**WHAT IS REQUIRED**
Repeat the records. Leave nothing out.

**RECORD SET**
§ §

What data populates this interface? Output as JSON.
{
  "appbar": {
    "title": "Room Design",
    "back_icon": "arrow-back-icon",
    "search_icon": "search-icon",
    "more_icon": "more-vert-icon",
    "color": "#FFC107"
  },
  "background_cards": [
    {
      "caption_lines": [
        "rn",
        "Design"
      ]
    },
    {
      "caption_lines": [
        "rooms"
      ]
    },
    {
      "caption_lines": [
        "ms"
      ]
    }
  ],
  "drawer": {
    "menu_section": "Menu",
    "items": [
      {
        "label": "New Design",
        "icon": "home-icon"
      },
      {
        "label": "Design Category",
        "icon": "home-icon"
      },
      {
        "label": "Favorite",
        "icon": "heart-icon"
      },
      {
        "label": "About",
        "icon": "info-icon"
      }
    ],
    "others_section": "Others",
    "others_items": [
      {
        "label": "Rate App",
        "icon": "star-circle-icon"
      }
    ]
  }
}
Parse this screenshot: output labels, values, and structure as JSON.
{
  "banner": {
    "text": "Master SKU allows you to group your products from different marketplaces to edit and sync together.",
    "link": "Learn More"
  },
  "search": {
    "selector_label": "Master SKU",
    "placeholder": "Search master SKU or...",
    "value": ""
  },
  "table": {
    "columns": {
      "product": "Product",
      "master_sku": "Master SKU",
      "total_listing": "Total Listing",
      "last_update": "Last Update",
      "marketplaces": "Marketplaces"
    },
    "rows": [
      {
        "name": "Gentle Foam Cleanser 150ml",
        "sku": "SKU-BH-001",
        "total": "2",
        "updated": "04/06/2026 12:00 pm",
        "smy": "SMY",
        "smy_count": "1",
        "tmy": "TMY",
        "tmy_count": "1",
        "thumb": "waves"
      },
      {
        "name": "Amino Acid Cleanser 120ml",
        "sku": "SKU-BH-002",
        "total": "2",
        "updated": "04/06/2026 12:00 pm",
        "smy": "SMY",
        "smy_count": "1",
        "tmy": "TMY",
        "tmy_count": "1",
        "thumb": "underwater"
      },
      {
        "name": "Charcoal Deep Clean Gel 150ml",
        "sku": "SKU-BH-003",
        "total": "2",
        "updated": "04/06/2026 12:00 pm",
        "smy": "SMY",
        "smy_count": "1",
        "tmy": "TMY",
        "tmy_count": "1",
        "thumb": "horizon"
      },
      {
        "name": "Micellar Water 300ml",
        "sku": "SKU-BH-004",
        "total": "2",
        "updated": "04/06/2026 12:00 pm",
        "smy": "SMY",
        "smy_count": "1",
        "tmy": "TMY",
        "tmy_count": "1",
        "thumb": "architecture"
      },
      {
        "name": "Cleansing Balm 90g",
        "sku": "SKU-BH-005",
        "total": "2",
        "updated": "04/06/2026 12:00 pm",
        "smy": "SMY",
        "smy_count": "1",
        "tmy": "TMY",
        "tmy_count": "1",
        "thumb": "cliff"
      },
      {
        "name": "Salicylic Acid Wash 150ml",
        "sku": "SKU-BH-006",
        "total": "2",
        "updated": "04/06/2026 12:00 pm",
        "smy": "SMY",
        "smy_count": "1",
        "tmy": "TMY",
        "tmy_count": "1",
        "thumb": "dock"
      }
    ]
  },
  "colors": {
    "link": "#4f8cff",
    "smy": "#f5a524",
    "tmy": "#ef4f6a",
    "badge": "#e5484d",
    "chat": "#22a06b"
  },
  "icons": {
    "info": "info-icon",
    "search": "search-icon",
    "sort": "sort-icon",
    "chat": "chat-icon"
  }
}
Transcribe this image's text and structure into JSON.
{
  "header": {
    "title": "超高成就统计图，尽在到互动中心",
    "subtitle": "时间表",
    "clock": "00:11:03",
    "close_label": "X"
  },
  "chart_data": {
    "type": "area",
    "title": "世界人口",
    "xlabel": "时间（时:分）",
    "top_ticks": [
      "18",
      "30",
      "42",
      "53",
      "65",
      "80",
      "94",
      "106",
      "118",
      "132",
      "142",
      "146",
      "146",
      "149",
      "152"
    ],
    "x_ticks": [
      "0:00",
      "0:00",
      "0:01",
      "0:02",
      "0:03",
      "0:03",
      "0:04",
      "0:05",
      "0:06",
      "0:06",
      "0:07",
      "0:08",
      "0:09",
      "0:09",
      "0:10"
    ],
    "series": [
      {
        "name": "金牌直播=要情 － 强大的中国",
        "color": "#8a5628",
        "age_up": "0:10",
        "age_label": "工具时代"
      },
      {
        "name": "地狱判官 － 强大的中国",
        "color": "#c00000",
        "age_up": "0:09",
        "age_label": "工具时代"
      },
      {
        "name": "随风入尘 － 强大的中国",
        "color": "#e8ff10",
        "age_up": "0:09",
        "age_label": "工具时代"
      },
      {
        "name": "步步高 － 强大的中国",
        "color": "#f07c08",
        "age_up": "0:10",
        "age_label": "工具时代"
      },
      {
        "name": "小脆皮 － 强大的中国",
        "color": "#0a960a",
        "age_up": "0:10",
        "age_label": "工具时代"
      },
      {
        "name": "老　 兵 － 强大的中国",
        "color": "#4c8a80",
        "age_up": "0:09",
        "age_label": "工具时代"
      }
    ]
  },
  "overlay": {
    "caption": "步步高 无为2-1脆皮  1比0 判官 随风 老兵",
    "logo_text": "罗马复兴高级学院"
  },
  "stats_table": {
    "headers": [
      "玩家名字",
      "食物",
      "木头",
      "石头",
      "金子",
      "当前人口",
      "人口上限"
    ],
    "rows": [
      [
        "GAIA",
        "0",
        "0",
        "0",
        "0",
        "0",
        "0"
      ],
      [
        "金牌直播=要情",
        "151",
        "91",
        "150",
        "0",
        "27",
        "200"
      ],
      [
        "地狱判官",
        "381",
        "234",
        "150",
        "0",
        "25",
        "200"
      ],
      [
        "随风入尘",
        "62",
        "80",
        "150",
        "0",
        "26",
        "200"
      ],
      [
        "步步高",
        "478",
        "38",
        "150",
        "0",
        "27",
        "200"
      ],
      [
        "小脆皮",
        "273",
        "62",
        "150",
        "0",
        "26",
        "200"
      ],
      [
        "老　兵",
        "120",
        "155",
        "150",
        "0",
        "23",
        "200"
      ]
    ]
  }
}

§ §

**RESPONSE BOX**
What data populates this interface? Output as JSON.
{
  "appbar": {
    "title": "Room Design",
    "back_icon": "arrow-back-icon",
    "search_icon": "search-icon",
    "more_icon": "more-vert-icon",
    "color": "#FFC107"
  },
  "background_cards": [
    {
      "caption_lines": [
        "rn",
        "Design"
      ]
    },
    {
      "caption_lines": [
        "rooms"
      ]
    },
    {
      "caption_lines": [
        "ms"
      ]
    }
  ],
  "drawer": {
    "menu_section": "Menu",
    "items": [
      {
        "label": "New Design",
        "icon": "home-icon"
      },
      {
        "label": "Design Category",
        "icon": "home-icon"
      },
      {
        "label": "Favorite",
        "icon": "heart-icon"
      },
      {
        "label": "About",
        "icon": "info-icon"
      }
    ],
    "others_section": "Others",
    "others_items": [
      {
        "label": "Rate App",
        "icon": "star-circle-icon"
      }
    ]
  }
}
Parse this screenshot: output labels, values, and structure as JSON.
{
  "banner": {
    "text": "Master SKU allows you to group your products from different marketplaces to edit and sync together.",
    "link": "Learn More"
  },
  "search": {
    "selector_label": "Master SKU",
    "placeholder": "Search master SKU or...",
    "value": ""
  },
  "table": {
    "columns": {
      "product": "Product",
      "master_sku": "Master SKU",
      "total_listing": "Total Listing",
      "last_update": "Last Update",
      "marketplaces": "Marketplaces"
    },
    "rows": [
      {
        "name": "Gentle Foam Cleanser 150ml",
        "sku": "SKU-BH-001",
        "total": "2",
        "updated": "04/06/2026 12:00 pm",
        "smy": "SMY",
        "smy_count": "1",
        "tmy": "TMY",
        "tmy_count": "1",
        "thumb": "waves"
      },
      {
        "name": "Amino Acid Cleanser 120ml",
        "sku": "SKU-BH-002",
        "total": "2",
        "updated": "04/06/2026 12:00 pm",
        "smy": "SMY",
        "smy_count": "1",
        "tmy": "TMY",
        "tmy_count": "1",
        "thumb": "underwater"
      },
      {
        "name": "Charcoal Deep Clean Gel 150ml",
        "sku": "SKU-BH-003",
        "total": "2",
        "updated": "04/06/2026 12:00 pm",
        "smy": "SMY",
        "smy_count": "1",
        "tmy": "TMY",
        "tmy_count": "1",
        "thumb": "horizon"
      },
      {
        "name": "Micellar Water 300ml",
        "sku": "SKU-BH-004",
        "total": "2",
        "updated": "04/06/2026 12:00 pm",
        "smy": "SMY",
        "smy_count": "1",
        "tmy": "TMY",
        "tmy_count": "1",
        "thumb": "architecture"
      },
      {
        "name": "Cleansing Balm 90g",
        "sku": "SKU-BH-005",
        "total": "2",
        "updated": "04/06/2026 12:00 pm",
        "smy": "SMY",
        "smy_count": "1",
        "tmy": "TMY",
        "tmy_count": "1",
        "thumb": "cliff"
      },
      {
        "name": "Salicylic Acid Wash 150ml",
        "sku": "SKU-BH-006",
        "total": "2",
        "updated": "04/06/2026 12:00 pm",
        "smy": "SMY",
        "smy_count": "1",
        "tmy": "TMY",
        "tmy_count": "1",
        "thumb": "dock"
      }
    ]
  },
  "colors": {
    "link": "#4f8cff",
    "smy": "#f5a524",
    "tmy": "#ef4f6a",
    "badge": "#e5484d",
    "chat": "#22a06b"
  },
  "icons": {
    "info": "info-icon",
    "search": "search-icon",
    "sort": "sort-icon",
    "chat": "chat-icon"
  }
}
Transcribe this image's text and structure into JSON.
{
  "header": {
    "title": "超高成就统计图，尽在到互动中心",
    "subtitle": "时间表",
    "clock": "00:11:03",
    "close_label": "X"
  },
  "chart_data": {
    "type": "area",
    "title": "世界人口",
    "xlabel": "时间（时:分）",
    "top_ticks": [
      "18",
      "30",
      "42",
      "53",
      "65",
      "80",
      "94",
      "106",
      "118",
      "132",
      "142",
      "146",
      "146",
      "149",
      "152"
    ],
    "x_ticks": [
      "0:00",
      "0:00",
      "0:01",
      "0:02",
      "0:03",
      "0:03",
      "0:04",
      "0:05",
      "0:06",
      "0:06",
      "0:07",
      "0:08",
      "0:09",
      "0:09",
      "0:10"
    ],
    "series": [
      {
        "name": "金牌直播=要情 － 强大的中国",
        "color": "#8a5628",
        "age_up": "0:10",
        "age_label": "工具时代"
      },
      {
        "name": "地狱判官 － 强大的中国",
        "color": "#c00000",
        "age_up": "0:09",
        "age_label": "工具时代"
      },
      {
        "name": "随风入尘 － 强大的中国",
        "color": "#e8ff10",
        "age_up": "0:09",
        "age_label": "工具时代"
      },
      {
        "name": "步步高 － 强大的中国",
        "color": "#f07c08",
        "age_up": "0:10",
        "age_label": "工具时代"
      },
      {
        "name": "小脆皮 － 强大的中国",
        "color": "#0a960a",
        "age_up": "0:10",
        "age_label": "工具时代"
      },
      {
        "name": "老　 兵 － 强大的中国",
        "color": "#4c8a80",
        "age_up": "0:09",
        "age_label": "工具时代"
      }
    ]
  },
  "overlay": {
    "caption": "步步高 无为2-1脆皮  1比0 判官 随风 老兵",
    "logo_text": "罗马复兴高级学院"
  },
  "stats_table": {
    "headers": [
      "玩家名字",
      "食物",
      "木头",
      "石头",
      "金子",
      "当前人口",
      "人口上限"
    ],
    "rows": [
      [
        "GAIA",
        "0",
        "0",
        "0",
        "0",
        "0",
        "0"
      ],
      [
        "金牌直播=要情",
        "151",
        "91",
        "150",
        "0",
        "27",
        "200"
      ],
      [
        "地狱判官",
        "381",
        "234",
        "150",
        "0",
        "25",
        "200"
      ],
      [
        "随风入尘",
        "62",
        "80",
        "150",
        "0",
        "26",
        "200"
      ],
      [
        "步步高",
        "478",
        "38",
        "150",
        "0",
        "27",
        "200"
      ],
      [
        "小脆皮",
        "273",
        "62",
        "150",
        "0",
        "26",
        "200"
      ],
      [
        "老　兵",
        "120",
        "155",
        "150",
        "0",
        "23",
        "200"
      ]
    ]
  }
}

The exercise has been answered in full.